WORKING DATA below:
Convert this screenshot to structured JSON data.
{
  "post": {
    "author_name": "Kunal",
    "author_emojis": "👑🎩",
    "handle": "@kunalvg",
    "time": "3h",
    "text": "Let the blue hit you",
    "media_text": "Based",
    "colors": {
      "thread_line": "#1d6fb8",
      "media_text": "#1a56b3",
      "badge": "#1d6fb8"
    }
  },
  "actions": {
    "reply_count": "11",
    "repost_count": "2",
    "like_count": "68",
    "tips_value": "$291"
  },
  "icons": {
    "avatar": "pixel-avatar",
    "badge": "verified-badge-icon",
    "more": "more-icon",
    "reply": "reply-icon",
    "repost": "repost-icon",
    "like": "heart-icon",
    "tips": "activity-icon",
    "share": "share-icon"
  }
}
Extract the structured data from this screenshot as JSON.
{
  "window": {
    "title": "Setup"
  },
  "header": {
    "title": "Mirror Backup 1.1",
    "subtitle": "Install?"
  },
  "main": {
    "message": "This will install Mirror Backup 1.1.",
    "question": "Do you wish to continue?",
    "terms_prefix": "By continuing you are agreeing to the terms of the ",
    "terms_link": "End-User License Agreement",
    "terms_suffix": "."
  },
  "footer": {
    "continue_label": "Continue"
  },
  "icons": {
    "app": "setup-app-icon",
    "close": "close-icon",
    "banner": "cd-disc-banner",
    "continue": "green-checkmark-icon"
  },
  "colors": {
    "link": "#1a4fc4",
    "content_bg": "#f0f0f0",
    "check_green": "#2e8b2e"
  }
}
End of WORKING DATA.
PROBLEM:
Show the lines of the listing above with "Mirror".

ANSWER TO THIS TASK:
    "title": "Mirror Backup 1.1",
    "message": "This will install Mirror Backup 1.1.",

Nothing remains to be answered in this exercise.